USB cable connection will produce a much better sound reproduction, much closer if not the same as the source. You have to bear in mind that by using bluetooth, the source audio signals are resampled and reencoded for the bluetooth transmitter and that the encoding will recompress and combine the resulting audio in blocks -- which will usually result in a very short lag from source play. Also there will be some signal attenuation, i.e. if the source has 15Khz signal or higher, the recompressed and transmitted audio may now be gone and only let signals less than 15Khz (usually 8Khz - 12Khz) to go through. There are currently high-end bluetooth systems that are trying to go really hi fidelity which I doubt the M5 music system has. So your best bet is to use a connected source rather than bluetooth. But if your aim is to just listen to music without regard for signal attenuation (i.e. only listen to sound between 8Khz to less than 15Khz) then bluetooth is very convenient.
Great post... basically garbage in, garbage out.
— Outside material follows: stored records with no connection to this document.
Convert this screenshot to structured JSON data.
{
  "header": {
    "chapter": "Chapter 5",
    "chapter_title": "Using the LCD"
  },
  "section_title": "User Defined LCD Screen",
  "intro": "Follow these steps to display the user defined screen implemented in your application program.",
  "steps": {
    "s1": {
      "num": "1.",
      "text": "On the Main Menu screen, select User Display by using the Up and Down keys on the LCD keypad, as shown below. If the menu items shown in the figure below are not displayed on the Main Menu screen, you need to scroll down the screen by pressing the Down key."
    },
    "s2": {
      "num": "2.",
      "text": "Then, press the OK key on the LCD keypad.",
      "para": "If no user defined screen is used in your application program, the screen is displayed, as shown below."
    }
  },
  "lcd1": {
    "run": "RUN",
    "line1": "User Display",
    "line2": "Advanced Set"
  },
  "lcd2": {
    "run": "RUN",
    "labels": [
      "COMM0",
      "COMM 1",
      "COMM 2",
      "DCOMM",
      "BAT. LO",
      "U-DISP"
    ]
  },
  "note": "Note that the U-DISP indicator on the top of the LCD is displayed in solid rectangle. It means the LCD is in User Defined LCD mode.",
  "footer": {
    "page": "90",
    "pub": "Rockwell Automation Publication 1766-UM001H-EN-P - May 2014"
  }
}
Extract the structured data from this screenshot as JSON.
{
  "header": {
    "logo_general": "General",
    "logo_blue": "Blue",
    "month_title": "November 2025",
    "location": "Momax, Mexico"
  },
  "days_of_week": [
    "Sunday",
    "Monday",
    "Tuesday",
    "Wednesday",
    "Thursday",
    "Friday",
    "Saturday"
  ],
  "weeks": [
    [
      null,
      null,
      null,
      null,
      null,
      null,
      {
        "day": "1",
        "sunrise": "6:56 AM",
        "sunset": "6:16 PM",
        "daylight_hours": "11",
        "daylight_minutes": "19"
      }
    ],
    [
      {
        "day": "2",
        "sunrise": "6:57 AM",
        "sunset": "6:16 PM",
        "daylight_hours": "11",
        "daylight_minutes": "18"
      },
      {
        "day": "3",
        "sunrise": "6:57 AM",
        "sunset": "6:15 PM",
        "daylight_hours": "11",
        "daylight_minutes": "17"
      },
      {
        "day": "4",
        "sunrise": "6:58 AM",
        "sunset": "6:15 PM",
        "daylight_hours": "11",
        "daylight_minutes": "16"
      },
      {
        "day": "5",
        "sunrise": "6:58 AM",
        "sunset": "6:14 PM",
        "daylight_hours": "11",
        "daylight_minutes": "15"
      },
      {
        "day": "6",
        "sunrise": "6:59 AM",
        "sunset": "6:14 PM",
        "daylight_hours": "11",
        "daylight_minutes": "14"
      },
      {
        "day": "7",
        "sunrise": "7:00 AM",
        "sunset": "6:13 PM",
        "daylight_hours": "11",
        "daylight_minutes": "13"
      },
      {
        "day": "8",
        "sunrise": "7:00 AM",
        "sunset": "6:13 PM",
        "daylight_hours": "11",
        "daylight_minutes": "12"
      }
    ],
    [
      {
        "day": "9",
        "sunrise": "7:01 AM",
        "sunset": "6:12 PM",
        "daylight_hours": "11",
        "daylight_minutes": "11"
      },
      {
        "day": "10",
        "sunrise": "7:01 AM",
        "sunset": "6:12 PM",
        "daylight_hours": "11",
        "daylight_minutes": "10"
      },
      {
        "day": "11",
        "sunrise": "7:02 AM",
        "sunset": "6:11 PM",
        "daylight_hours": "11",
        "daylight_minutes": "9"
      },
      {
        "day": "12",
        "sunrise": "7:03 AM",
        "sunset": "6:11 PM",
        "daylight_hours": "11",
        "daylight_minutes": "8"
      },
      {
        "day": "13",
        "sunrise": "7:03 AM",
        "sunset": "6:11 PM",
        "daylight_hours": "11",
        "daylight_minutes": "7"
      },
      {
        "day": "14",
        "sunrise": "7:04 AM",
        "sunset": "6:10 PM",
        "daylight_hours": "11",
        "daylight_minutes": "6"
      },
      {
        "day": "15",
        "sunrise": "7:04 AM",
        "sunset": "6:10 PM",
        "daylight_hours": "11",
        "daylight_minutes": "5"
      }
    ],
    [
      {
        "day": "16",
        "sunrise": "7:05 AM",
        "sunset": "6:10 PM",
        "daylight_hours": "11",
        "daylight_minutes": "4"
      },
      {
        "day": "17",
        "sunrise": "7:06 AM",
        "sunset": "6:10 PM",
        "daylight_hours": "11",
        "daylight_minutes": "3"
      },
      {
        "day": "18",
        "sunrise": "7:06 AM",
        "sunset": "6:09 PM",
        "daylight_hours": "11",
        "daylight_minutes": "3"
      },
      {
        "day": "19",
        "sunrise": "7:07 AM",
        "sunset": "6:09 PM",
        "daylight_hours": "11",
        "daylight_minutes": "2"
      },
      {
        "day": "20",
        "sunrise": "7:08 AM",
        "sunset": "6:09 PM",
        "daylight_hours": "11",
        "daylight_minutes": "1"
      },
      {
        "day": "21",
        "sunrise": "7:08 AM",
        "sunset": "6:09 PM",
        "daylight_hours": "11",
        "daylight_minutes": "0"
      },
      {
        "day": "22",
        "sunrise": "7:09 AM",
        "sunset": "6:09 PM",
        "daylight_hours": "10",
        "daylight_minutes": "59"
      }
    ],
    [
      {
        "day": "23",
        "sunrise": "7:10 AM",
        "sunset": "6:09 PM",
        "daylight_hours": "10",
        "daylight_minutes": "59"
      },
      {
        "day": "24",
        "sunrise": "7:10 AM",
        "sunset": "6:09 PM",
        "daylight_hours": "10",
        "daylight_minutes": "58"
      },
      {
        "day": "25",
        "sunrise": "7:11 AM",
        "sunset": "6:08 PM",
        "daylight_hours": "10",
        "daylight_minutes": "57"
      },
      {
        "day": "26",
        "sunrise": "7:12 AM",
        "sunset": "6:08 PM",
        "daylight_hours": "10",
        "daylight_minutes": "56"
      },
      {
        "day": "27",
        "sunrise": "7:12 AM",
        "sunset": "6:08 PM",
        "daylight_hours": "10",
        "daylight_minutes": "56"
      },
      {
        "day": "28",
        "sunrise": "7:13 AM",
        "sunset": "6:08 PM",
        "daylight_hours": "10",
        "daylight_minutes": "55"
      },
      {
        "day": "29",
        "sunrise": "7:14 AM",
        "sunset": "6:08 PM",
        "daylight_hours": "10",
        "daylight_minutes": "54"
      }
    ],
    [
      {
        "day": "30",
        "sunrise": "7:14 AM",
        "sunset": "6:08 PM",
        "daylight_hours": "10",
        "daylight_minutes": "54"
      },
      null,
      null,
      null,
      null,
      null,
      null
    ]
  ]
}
If you're listening to 128KB compressed MP3's, it really doesn't matter the connection type used, as you've already lost so much of the music data - the bluetooth re-encoding that occurs won't strip much more away that's already been stripped. It's still crap in, crap out.

Where people will notice the difference is using a true lossless source (CD's, WAV files or lossless codecs where all the music data is retained) and using a direct digital connection. That's where the B&O system will shine (or the HK system, or any high end audio system). Don't use the bluetooth connection - as nybimmerfan noted, the bluetooth connection is compressing the hell out of your audio files which compromises quality.

I tell people who listen to nothing but 128k or even 256k MP3's just to stick with the stock audio system, use bluetooth, etc. because it doesn't matter at that point. So much of the details of the music have been stripped away.

I *believe* I read somewhere a while back that BMW performs direct digital connections from iPod's, Iphone's, etc. via the dock cradle in the center console or the USB connection. (Dock connection for sure but I would need to do more research on the USB connection.) So a lossless audio file that has never been compressed via the dock cradle connector (and possibly USB) will give you the best possible audio quality, and on a system like the B&O system, you'll be able to hear the difference.

By comparison, Audi's MMI interface does NOT do a direct digital connection via the MMI cable. It's one of the biggest annoyances I have with Audi's MMI system - you can spend $7,000 on their B&O reference speaker system and unless you are listening to a CD or a lossless audio file via the SD card slot, you aren't getting a direct digital connection. *Any* Apple device connected to the MMI cable is getting the digital audio converted to analog, sent to the B&O amp and then converted again from analog to digital. It's totally pointless and neuters the audio quality. They are apparently "fixing" this with their latest gen MMI/MOST interface but I haven't confirmed that yet. This is something that BMW does right.

Hopefully one of these days the iTunes store will offer a lossless/uncompressed file download option, because it's frustrating that everything you download from there has been compressed already. Most people don't mind the lost data because the files sound pretty good as-is, but if you hear the original uncompressed version, there are times the difference is striking. Techno/trance/dance music is where the compression really takes a toll on the original source.

Last edited by TonySCV; 05-27-2014 at 04:51 PM.